Assignment = Scan the data for "icon" and copy the lines it appears in.

(Items from an interface collection)
Start of Block
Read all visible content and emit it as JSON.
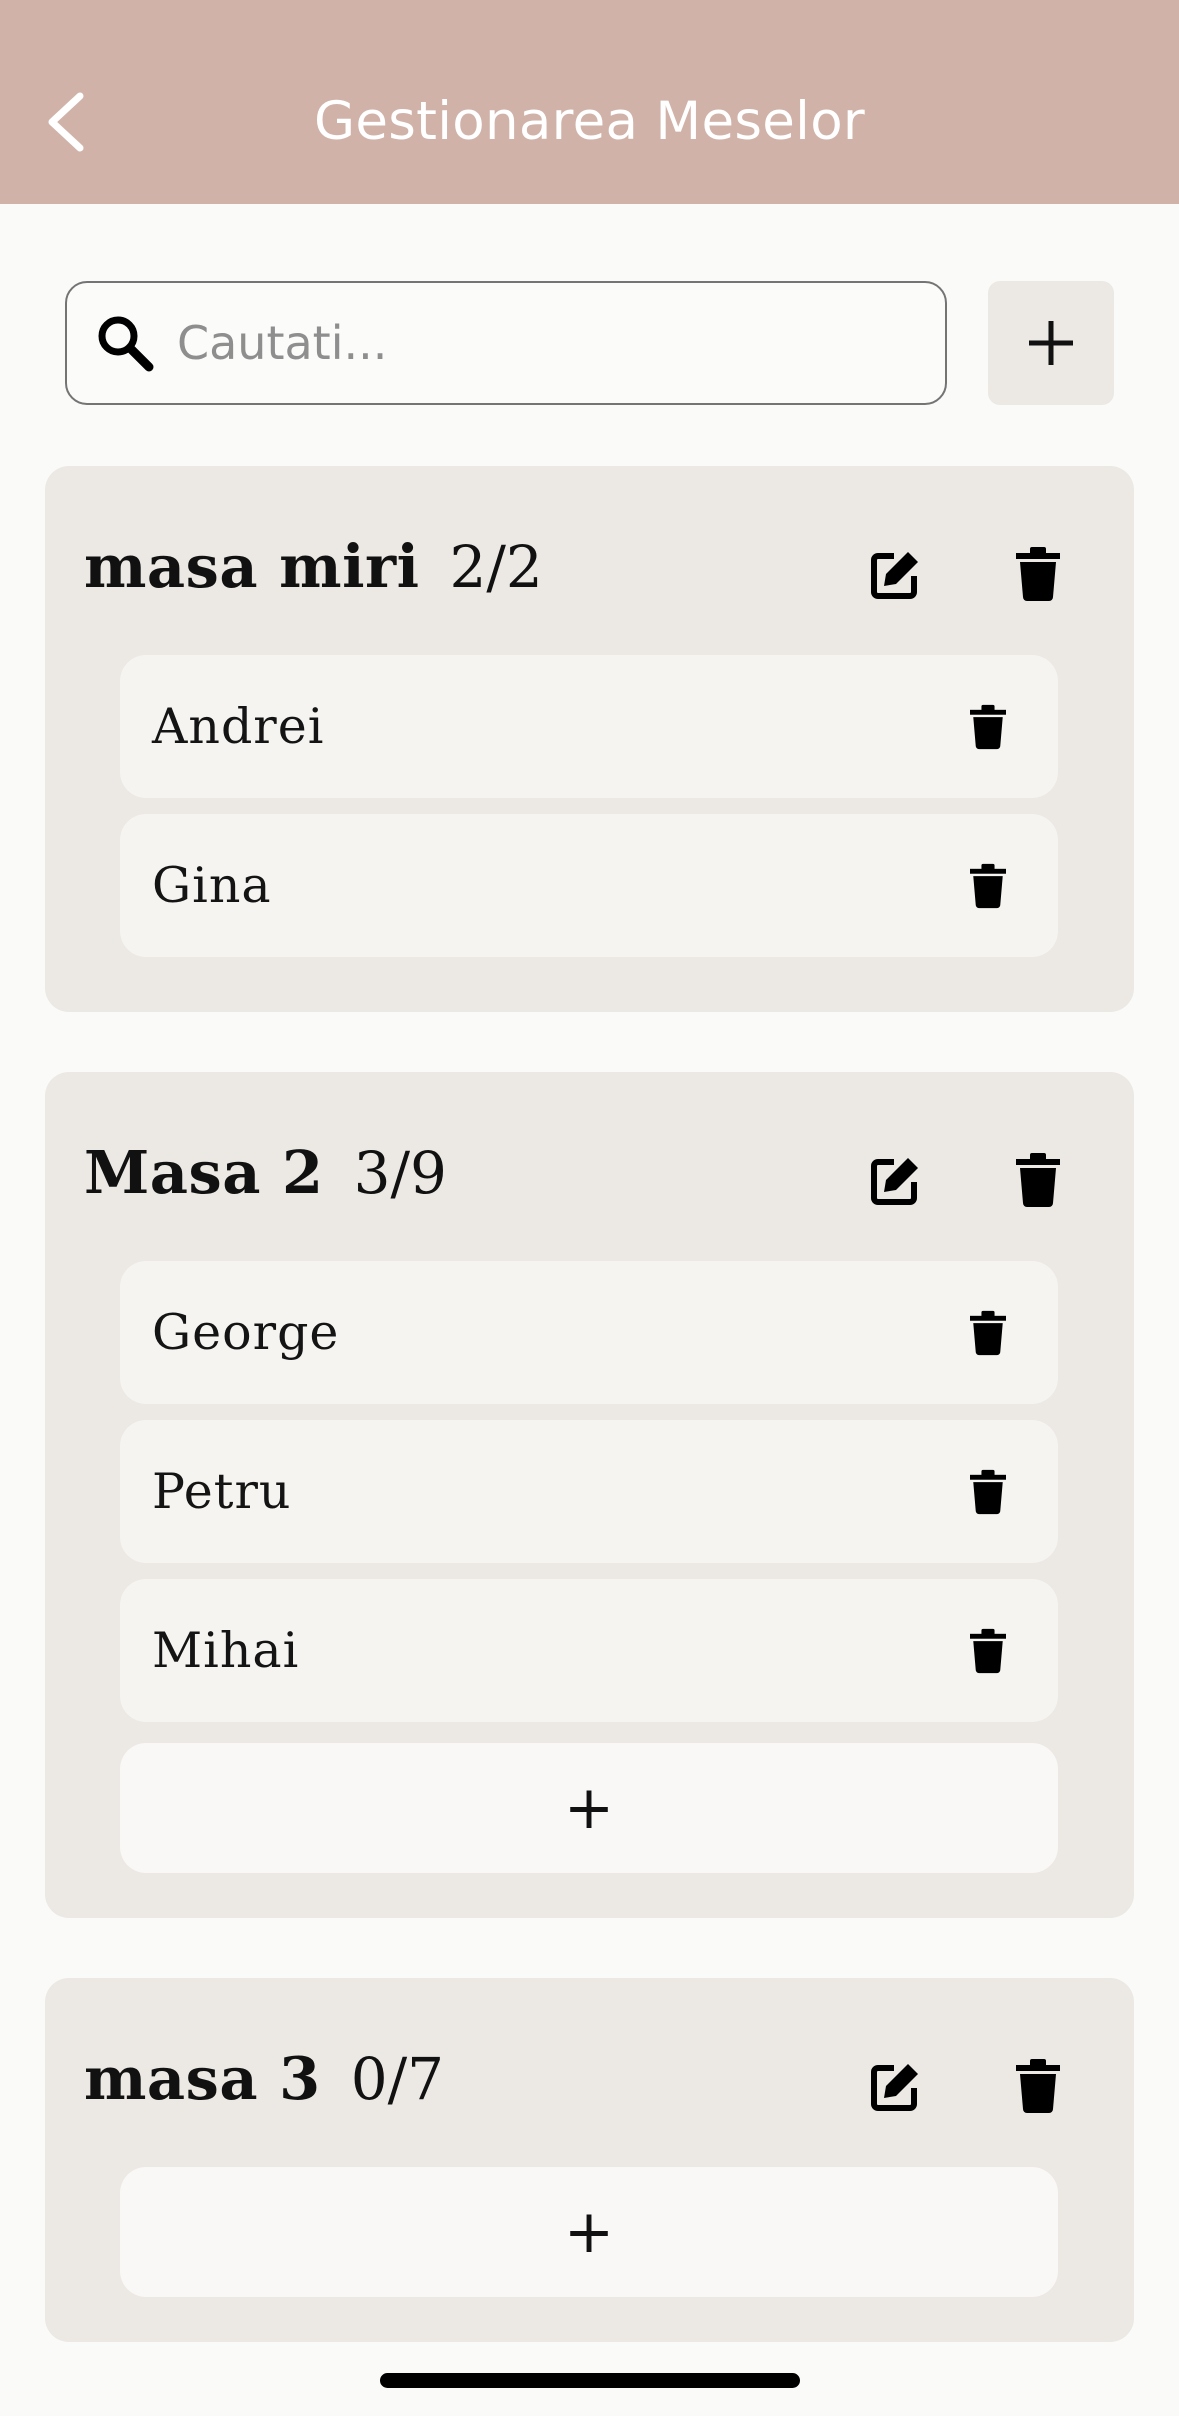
{
  "header": {
    "title": "Gestionarea Meselor",
    "back_icon": "chevron-left-icon"
  },
  "search": {
    "placeholder": "Cautati...",
    "value": "",
    "icon": "search-icon"
  },
  "toolbar": {
    "add_table_label": "+"
  },
  "tables": [
    {
      "name": "masa miri",
      "count": "2/2",
      "guests": [
        "Andrei",
        "Gina"
      ],
      "add_label": null
    },
    {
      "name": "Masa 2",
      "count": "3/9",
      "guests": [
        "George",
        "Petru",
        "Mihai"
      ],
      "add_label": "+"
    },
    {
      "name": "masa 3",
      "count": "0/7",
      "guests": [],
      "add_label": "+"
    }
  ],
  "colors": {
    "appbar": "#d0b2a9",
    "background": "#fafaf9",
    "card": "#ece8e4",
    "guest_row": "#f5f4f1"
  }
}
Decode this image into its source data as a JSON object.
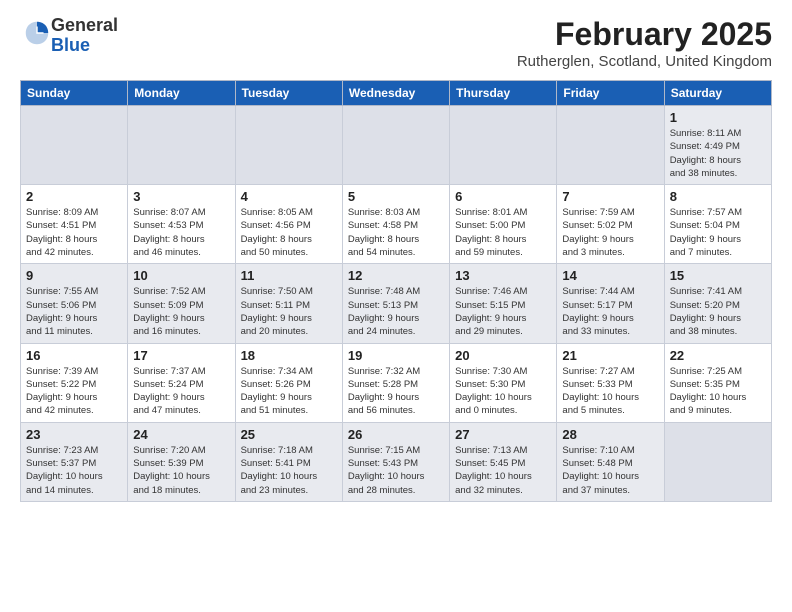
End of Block
Output of the exercise =
    "back_icon": "chevron-left-icon"
    "icon": "search-icon"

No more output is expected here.